The macula is located at the back of the eye at the centre of the retina. It enables us to see fine detail and objects directly in front of us. It also helps us to recognize faces and see colours. Dry AMD is the most common form of the condition, with cells in the retina failing to function properly as a person gets older. Tiny abnormal deposits, called drusen, are deposited under the retina, making it uneven. In time, retinal cells can degenerate and die causing sight loss. This occurs very gradually over many years, hence the term 'age-related'.

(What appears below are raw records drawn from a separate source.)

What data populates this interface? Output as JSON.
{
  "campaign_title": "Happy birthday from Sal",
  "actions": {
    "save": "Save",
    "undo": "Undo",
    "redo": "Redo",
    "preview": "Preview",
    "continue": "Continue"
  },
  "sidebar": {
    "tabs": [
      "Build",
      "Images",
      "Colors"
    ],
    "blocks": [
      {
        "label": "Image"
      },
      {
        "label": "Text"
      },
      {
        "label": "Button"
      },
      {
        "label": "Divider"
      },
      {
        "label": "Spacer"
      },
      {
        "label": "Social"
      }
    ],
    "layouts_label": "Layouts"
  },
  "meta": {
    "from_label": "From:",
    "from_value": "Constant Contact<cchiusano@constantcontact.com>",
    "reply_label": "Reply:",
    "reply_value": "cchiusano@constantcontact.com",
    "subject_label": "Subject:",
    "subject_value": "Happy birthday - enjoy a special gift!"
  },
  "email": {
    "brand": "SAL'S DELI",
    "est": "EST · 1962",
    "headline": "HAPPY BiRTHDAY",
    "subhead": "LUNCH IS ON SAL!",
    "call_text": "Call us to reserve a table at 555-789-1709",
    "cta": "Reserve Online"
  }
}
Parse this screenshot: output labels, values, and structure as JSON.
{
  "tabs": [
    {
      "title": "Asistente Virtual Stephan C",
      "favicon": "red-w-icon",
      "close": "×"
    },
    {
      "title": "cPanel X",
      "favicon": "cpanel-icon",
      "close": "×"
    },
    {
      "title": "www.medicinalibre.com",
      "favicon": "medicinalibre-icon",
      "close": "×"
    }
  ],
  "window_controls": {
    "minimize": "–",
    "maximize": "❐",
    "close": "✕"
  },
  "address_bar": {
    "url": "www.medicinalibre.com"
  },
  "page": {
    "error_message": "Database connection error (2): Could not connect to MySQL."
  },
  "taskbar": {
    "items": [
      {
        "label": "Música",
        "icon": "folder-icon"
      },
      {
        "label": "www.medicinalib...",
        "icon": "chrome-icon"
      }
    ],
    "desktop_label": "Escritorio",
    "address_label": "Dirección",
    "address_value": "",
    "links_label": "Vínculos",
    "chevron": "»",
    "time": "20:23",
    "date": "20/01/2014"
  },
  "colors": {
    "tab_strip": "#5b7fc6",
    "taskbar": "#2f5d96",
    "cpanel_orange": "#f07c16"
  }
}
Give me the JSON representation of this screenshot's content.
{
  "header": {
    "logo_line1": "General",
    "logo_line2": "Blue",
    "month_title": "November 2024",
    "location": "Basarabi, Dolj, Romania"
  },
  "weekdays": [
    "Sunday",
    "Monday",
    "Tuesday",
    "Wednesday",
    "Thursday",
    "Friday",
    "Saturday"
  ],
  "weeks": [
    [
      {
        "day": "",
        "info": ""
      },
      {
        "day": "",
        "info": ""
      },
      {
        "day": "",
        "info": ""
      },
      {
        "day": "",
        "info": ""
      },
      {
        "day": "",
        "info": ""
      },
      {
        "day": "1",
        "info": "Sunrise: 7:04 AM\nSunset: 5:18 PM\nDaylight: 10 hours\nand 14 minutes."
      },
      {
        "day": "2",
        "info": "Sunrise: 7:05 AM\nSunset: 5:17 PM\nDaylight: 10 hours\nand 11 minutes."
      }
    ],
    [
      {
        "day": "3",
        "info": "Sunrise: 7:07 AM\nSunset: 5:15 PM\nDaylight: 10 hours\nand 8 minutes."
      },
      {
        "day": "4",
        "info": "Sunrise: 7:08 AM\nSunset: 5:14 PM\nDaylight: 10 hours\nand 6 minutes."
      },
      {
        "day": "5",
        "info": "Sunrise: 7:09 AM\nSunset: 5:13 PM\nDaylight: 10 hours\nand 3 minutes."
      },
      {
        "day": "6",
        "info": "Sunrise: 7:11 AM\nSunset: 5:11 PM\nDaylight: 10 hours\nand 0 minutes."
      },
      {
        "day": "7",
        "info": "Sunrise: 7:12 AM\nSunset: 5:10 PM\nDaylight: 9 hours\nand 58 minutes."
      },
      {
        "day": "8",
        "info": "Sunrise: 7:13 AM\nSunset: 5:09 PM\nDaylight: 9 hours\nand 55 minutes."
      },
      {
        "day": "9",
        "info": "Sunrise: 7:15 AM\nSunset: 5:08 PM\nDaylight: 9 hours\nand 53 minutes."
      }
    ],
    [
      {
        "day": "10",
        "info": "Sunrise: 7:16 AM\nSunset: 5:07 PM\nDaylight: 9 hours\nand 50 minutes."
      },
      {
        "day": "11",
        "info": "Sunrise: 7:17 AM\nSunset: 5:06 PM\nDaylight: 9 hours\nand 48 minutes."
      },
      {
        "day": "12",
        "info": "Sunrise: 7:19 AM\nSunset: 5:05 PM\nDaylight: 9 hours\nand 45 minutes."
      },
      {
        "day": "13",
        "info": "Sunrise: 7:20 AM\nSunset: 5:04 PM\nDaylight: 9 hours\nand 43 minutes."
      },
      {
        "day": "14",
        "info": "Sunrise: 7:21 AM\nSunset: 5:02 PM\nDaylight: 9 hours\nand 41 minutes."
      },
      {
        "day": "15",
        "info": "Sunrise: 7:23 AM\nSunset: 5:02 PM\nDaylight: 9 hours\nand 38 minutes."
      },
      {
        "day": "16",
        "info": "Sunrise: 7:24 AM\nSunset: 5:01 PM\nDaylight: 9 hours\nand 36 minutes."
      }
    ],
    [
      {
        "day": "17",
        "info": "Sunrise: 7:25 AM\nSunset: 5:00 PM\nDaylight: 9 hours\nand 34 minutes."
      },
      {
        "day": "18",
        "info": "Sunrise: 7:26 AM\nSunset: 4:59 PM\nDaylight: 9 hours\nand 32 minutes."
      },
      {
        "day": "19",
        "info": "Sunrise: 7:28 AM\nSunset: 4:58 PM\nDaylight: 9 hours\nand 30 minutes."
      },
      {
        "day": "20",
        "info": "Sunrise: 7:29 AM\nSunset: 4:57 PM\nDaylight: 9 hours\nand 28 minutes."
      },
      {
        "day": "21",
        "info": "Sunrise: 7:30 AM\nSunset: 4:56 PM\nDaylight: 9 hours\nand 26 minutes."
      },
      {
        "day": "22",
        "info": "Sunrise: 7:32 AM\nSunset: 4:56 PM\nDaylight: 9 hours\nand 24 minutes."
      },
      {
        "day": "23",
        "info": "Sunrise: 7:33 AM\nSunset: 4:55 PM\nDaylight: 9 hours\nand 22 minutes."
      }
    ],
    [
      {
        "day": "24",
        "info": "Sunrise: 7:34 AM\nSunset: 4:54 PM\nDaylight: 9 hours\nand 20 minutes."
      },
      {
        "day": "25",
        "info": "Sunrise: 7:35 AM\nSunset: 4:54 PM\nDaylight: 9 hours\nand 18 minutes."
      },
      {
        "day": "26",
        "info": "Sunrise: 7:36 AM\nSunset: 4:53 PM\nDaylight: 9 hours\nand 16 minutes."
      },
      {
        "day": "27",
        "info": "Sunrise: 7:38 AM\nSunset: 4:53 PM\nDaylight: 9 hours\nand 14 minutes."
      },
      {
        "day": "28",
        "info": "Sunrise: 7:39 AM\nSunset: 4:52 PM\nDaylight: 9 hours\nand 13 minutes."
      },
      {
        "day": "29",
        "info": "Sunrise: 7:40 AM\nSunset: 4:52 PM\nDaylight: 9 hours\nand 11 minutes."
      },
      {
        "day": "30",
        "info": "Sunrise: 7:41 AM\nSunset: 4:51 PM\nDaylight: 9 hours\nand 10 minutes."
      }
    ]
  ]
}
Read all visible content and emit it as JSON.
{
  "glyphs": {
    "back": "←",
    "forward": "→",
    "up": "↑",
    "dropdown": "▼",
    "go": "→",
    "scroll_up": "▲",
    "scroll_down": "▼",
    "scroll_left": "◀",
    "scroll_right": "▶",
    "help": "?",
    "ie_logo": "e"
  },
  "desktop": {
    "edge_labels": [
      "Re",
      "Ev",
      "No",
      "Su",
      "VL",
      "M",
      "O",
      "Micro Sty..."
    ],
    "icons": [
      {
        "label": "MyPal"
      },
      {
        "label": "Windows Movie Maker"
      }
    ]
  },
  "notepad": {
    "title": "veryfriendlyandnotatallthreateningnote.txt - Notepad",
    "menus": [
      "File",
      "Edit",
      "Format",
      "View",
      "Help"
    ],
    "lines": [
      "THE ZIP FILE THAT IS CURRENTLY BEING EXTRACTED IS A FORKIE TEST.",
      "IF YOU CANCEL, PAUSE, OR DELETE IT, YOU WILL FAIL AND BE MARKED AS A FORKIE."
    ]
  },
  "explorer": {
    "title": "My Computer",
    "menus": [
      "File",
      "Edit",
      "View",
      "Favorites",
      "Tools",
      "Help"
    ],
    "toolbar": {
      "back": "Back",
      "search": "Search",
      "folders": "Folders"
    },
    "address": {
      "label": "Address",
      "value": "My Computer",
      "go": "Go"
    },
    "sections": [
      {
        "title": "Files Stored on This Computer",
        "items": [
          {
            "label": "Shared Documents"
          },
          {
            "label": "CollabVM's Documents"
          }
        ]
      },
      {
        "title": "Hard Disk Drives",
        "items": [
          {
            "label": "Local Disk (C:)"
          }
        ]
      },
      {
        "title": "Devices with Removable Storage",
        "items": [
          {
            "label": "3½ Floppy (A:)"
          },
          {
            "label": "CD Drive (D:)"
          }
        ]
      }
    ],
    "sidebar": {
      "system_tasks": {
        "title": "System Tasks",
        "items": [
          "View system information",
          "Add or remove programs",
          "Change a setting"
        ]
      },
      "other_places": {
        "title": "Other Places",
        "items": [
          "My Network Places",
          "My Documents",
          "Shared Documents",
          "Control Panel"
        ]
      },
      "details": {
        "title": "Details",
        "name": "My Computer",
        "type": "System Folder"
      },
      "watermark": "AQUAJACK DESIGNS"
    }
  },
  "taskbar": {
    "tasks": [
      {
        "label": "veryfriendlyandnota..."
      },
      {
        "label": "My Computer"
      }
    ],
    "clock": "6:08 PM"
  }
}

Wet AMD accounts for 10 - 15% of cases. It often develops quickly and is also known as 'neovascular AMD' because it involves the growth of new blood vessels behind the retina. These new blood vessels are very fragile and so may leak fluid or blood, resulting in scarring that causes rapid visual loss. If you notice any change in your sight, we advise that you see your optician as soon as possible.